Do Mendelssohn's early Concertos for Two Pianos receive more
attention than they merit these days? If so, it makes up for
over a century of complete neglect; they were only first published
in the early 1960s. Today, however, they are doing very well
in the CD catalogues, a fact at least partly explained by the
relative paucity of great works in the genre.
Like almost all composing prodigies, Mendelssohn initially gained
fame for the fact that he was composing at all at such an early
age rather than for the quality of his music. It wasn't until
his Midsummer Night's Dream Overture at the age of 18
that he produced a lasting contribution to the repertoire. These
concertos predate that, and by my calculations were written
at the ages of 14 and 16. Those two years made a real difference
and the Second Concerto is by far the more accomplished. That
said, they are both attractive works, and the skill in their
construction is undeniable. The First is stylistically very
close to many of the String Symphonies, while the second moves
more towards the virtuoso styles of some of the great pianist-composers
of the day, early Chopin and perhaps Field. All the melodies
have bounce, but few are memorable. Contrapuntal development
plays out in textbook fashion, impressive but rarely engaging.
And structurally both works hold together well, although the
musical material doesn't really justify the huge length of either.
Even in his mature output, Mendelssohn rarely indulges in complex
or dense textures, and simplicity is certainly one of the virtues
of this music. It begs the question, though, of why two pianos
are required. It rarely sounds like two pianos, and while I
suspect there is a good deal of discourse between the solo instruments;
they are not separated in the stereo array in this recording,
so it is difficult to tell. They could both be more prominent
against the orchestra, although the sheer quantity of orchestral
music here suggests that the composer considered it an equal
partner. The pianists put in good performances, and never try
to milk the music for more emotion or substance than is there.
The performance style balances a fine line between the Classical
and the Romantic. Beethoven was, after all, still alive when
these works were written, and the very disciplined use of rubato,
by orchestra and pianists alike, alludes to the Classical conventions
that were surely still in force in 1820s Berlin. On the other
hand, the velvety string lines, the occasional cantabile indulgences
by the pianists, and the sheer size of the orchestra look forward
to Schumann and even Brahms.

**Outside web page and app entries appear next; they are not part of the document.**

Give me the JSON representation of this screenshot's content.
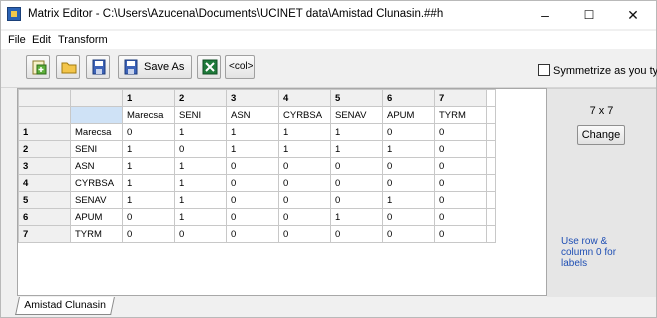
{
  "window": {
    "title": "Matrix Editor - C:\\Users\\Azucena\\Documents\\UCINET data\\Amistad Clunasin.##h",
    "minimize": "–",
    "maximize": "☐",
    "close": "✕"
  },
  "menu": [
    "File",
    "Edit",
    "Transform"
  ],
  "toolbar": {
    "save_as_label": "Save As",
    "col_label": "<col>",
    "symmetrize_label": "Symmetrize as you type",
    "symmetrize_checked": false
  },
  "grid": {
    "col_numbers": [
      "1",
      "2",
      "3",
      "4",
      "5",
      "6",
      "7"
    ],
    "row_numbers": [
      "1",
      "2",
      "3",
      "4",
      "5",
      "6",
      "7"
    ],
    "labels": [
      "Marecsa",
      "SENI",
      "ASN",
      "CYRBSA",
      "SENAV",
      "APUM",
      "TYRM"
    ],
    "row_labels": [
      "Marecsa",
      "SENI",
      "ASN",
      "CYRBSA",
      "SENAV",
      "APUM",
      "TYRM"
    ],
    "values": [
      [
        "0",
        "1",
        "1",
        "1",
        "1",
        "0",
        "0"
      ],
      [
        "1",
        "0",
        "1",
        "1",
        "1",
        "1",
        "0"
      ],
      [
        "1",
        "1",
        "0",
        "0",
        "0",
        "0",
        "0"
      ],
      [
        "1",
        "1",
        "0",
        "0",
        "0",
        "0",
        "0"
      ],
      [
        "1",
        "1",
        "0",
        "0",
        "0",
        "1",
        "0"
      ],
      [
        "0",
        "1",
        "0",
        "0",
        "1",
        "0",
        "0"
      ],
      [
        "0",
        "0",
        "0",
        "0",
        "0",
        "0",
        "0"
      ]
    ]
  },
  "side": {
    "dims": "7 x 7",
    "change_label": "Change",
    "hint": "Use row & column 0 for labels"
  },
  "sheet_tab": "Amistad Clunasin"
}
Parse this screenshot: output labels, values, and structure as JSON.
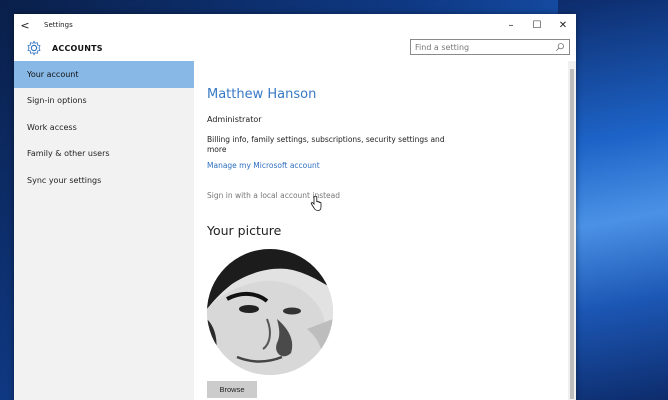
{
  "window": {
    "title": "Settings",
    "back_glyph": "<",
    "controls": {
      "minimize": "–",
      "maximize": "☐",
      "close": "✕"
    }
  },
  "header": {
    "title": "ACCOUNTS",
    "icon": "gear-icon",
    "search_placeholder": "Find a setting"
  },
  "sidebar": {
    "items": [
      {
        "label": "Your account",
        "active": true
      },
      {
        "label": "Sign-in options",
        "active": false
      },
      {
        "label": "Work access",
        "active": false
      },
      {
        "label": "Family & other users",
        "active": false
      },
      {
        "label": "Sync your settings",
        "active": false
      }
    ]
  },
  "main": {
    "user_name": "Matthew Hanson",
    "role": "Administrator",
    "billing_text": "Billing info, family settings, subscriptions, security settings and more",
    "manage_link": "Manage my Microsoft account",
    "local_account_link": "Sign in with a local account instead",
    "picture_heading": "Your picture",
    "browse_label": "Browse"
  },
  "colors": {
    "accent": "#3879c4",
    "sidebar_active": "#87b8e6",
    "link": "#2e6fbf"
  }
}
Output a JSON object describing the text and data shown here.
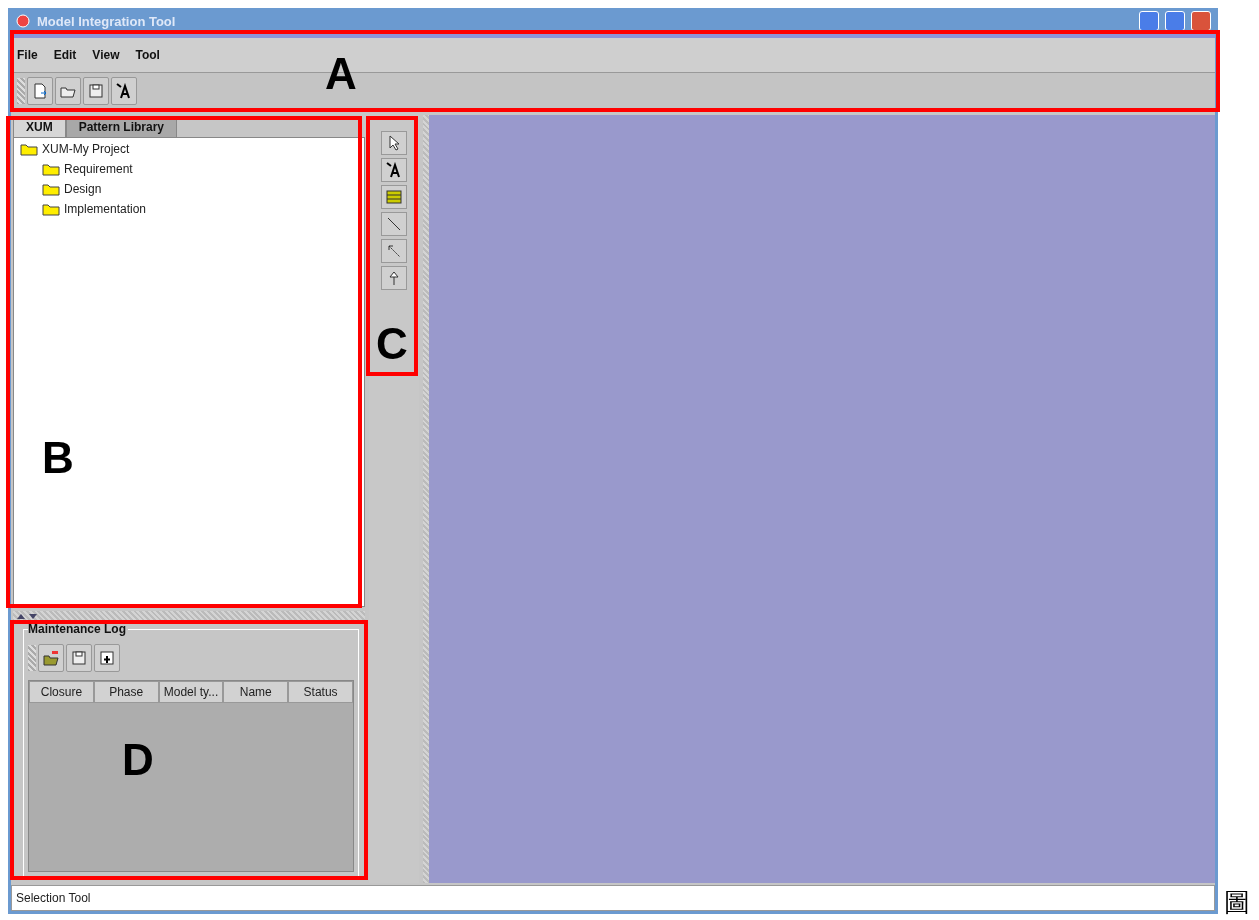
{
  "window": {
    "title": "Model Integration Tool"
  },
  "menu": [
    "File",
    "Edit",
    "View",
    "Tool"
  ],
  "toolbar": [
    {
      "kind": "new"
    },
    {
      "kind": "open"
    },
    {
      "kind": "save"
    },
    {
      "kind": "text"
    }
  ],
  "tabs": [
    {
      "label": "XUM",
      "selected": true
    },
    {
      "label": "Pattern Library",
      "selected": false
    }
  ],
  "tree": {
    "label": "XUM-My Project",
    "children": [
      {
        "label": "Requirement"
      },
      {
        "label": "Design"
      },
      {
        "label": "Implementation"
      }
    ]
  },
  "palette": [
    {
      "kind": "select"
    },
    {
      "kind": "text"
    },
    {
      "kind": "box"
    },
    {
      "kind": "line"
    },
    {
      "kind": "arrow"
    },
    {
      "kind": "inherit"
    }
  ],
  "maintenance_log": {
    "title": "Maintenance Log",
    "toolbar": [
      {
        "kind": "open"
      },
      {
        "kind": "save"
      },
      {
        "kind": "add"
      }
    ],
    "columns": [
      "Closure",
      "Phase",
      "Model ty...",
      "Name",
      "Status"
    ]
  },
  "status_bar": "Selection Tool",
  "annotations": [
    {
      "label": "A"
    },
    {
      "label": "B"
    },
    {
      "label": "C"
    },
    {
      "label": "D"
    }
  ],
  "caption": "圖"
}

This is music to just enjoy rather than to ponder at length,
and whilst its pleasures are simple, they are also numerous.
For me, the best of it is to be found in the finale of the Second
Concerto. The rondo theme, based on a descending four-note figure,
is about the most memorable on the disc. The pianos really take
the fore, and the orchestra only intercede to provide brief
up-beat tutti episodes that aren't a million miles from Haydn.
For all that classicism, you can really hear Mendelssohn's mature
voice forming. Both the soloists and the orchestra are more
indulgent here in terms of rubato and dynamic extremes, but
this more mature music can cope. It is as if the players had
been biding their time up to now, waiting for the composer's
famous sophistication to emerge. When it does, it is well worth